• WHAT IS REQUIRED
Could you repeat the records below exactly as written?

=== Begin Enclosure ===

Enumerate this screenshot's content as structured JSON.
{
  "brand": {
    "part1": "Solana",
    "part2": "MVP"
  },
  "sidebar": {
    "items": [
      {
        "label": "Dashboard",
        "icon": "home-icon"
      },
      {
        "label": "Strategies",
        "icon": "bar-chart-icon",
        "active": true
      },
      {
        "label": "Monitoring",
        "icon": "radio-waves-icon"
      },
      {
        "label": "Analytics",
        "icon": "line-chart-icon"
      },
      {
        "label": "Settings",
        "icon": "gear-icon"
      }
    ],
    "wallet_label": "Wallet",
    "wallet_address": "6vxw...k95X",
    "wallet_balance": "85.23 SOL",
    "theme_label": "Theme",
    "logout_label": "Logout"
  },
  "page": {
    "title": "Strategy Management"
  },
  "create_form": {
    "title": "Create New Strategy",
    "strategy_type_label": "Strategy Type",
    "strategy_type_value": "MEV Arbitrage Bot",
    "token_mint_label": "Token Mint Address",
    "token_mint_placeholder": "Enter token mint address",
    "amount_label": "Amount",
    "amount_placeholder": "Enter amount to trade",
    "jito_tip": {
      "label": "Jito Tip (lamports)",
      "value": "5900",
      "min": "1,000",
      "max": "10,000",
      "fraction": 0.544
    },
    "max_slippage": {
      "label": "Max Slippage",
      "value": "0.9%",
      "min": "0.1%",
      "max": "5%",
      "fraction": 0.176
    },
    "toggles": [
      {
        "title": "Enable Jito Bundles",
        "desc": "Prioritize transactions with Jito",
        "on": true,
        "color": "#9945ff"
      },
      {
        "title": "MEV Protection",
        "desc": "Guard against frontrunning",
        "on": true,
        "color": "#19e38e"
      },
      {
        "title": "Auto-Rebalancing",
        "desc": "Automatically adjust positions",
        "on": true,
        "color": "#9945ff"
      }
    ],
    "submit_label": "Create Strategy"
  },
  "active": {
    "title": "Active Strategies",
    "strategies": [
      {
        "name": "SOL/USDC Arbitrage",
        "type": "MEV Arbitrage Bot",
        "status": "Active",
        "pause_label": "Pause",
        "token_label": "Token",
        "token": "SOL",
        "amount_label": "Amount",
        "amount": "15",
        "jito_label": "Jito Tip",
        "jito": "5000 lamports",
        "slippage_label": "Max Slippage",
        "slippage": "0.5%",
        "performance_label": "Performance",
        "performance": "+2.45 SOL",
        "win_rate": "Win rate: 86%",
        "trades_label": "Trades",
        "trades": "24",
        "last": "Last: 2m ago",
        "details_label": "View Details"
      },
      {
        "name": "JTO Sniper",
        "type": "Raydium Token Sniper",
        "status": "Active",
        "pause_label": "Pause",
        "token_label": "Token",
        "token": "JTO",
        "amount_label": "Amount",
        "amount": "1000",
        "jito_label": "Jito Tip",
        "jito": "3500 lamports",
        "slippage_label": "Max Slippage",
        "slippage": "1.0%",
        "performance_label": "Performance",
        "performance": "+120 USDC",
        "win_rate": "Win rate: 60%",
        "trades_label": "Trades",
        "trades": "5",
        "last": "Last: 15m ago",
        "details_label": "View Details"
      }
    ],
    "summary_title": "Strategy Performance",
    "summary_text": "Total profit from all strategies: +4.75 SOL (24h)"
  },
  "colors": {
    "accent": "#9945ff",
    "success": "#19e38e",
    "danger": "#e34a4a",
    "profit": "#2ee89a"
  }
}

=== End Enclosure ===

• WORKED SOLUTION
Enumerate this screenshot's content as structured JSON.
{
  "brand": {
    "part1": "Solana",
    "part2": "MVP"
  },
  "sidebar": {
    "items": [
      {
        "label": "Dashboard",
        "icon": "home-icon"
      },
      {
        "label": "Strategies",
        "icon": "bar-chart-icon",
        "active": true
      },
      {
        "label": "Monitoring",
        "icon": "radio-waves-icon"
      },
      {
        "label": "Analytics",
        "icon": "line-chart-icon"
      },
      {
        "label": "Settings",
        "icon": "gear-icon"
      }
    ],
    "wallet_label": "Wallet",
    "wallet_address": "6vxw...k95X",
    "wallet_balance": "85.23 SOL",
    "theme_label": "Theme",
    "logout_label": "Logout"
  },
  "page": {
    "title": "Strategy Management"
  },
  "create_form": {
    "title": "Create New Strategy",
    "strategy_type_label": "Strategy Type",
    "strategy_type_value": "MEV Arbitrage Bot",
    "token_mint_label": "Token Mint Address",
    "token_mint_placeholder": "Enter token mint address",
    "amount_label": "Amount",
    "amount_placeholder": "Enter amount to trade",
    "jito_tip": {
      "label": "Jito Tip (lamports)",
      "value": "5900",
      "min": "1,000",
      "max": "10,000",
      "fraction": 0.544
    },
    "max_slippage": {
      "label": "Max Slippage",
      "value": "0.9%",
      "min": "0.1%",
      "max": "5%",
      "fraction": 0.176
    },
    "toggles": [
      {
        "title": "Enable Jito Bundles",
        "desc": "Prioritize transactions with Jito",
        "on": true,
        "color": "#9945ff"
      },
      {
        "title": "MEV Protection",
        "desc": "Guard against frontrunning",
        "on": true,
        "color": "#19e38e"
      },
      {
        "title": "Auto-Rebalancing",
        "desc": "Automatically adjust positions",
        "on": true,
        "color": "#9945ff"
      }
    ],
    "submit_label": "Create Strategy"
  },
  "active": {
    "title": "Active Strategies",
    "strategies": [
      {
        "name": "SOL/USDC Arbitrage",
        "type": "MEV Arbitrage Bot",
        "status": "Active",
        "pause_label": "Pause",
        "token_label": "Token",
        "token": "SOL",
        "amount_label": "Amount",
        "amount": "15",
        "jito_label": "Jito Tip",
        "jito": "5000 lamports",
        "slippage_label": "Max Slippage",
        "slippage": "0.5%",
        "performance_label": "Performance",
        "performance": "+2.45 SOL",
        "win_rate": "Win rate: 86%",
        "trades_label": "Trades",
        "trades": "24",
        "last": "Last: 2m ago",
        "details_label": "View Details"
      },
      {
        "name": "JTO Sniper",
        "type": "Raydium Token Sniper",
        "status": "Active",
        "pause_label": "Pause",
        "token_label": "Token",
        "token": "JTO",
        "amount_label": "Amount",
        "amount": "1000",
        "jito_label": "Jito Tip",
        "jito": "3500 lamports",
        "slippage_label": "Max Slippage",
        "slippage": "1.0%",
        "performance_label": "Performance",
        "performance": "+120 USDC",
        "win_rate": "Win rate: 60%",
        "trades_label": "Trades",
        "trades": "5",
        "last": "Last: 15m ago",
        "details_label": "View Details"
      }
    ],
    "summary_title": "Strategy Performance",
    "summary_text": "Total profit from all strategies: +4.75 SOL (24h)"
  },
  "colors": {
    "accent": "#9945ff",
    "success": "#19e38e",
    "danger": "#e34a4a",
    "profit": "#2ee89a"
  }
}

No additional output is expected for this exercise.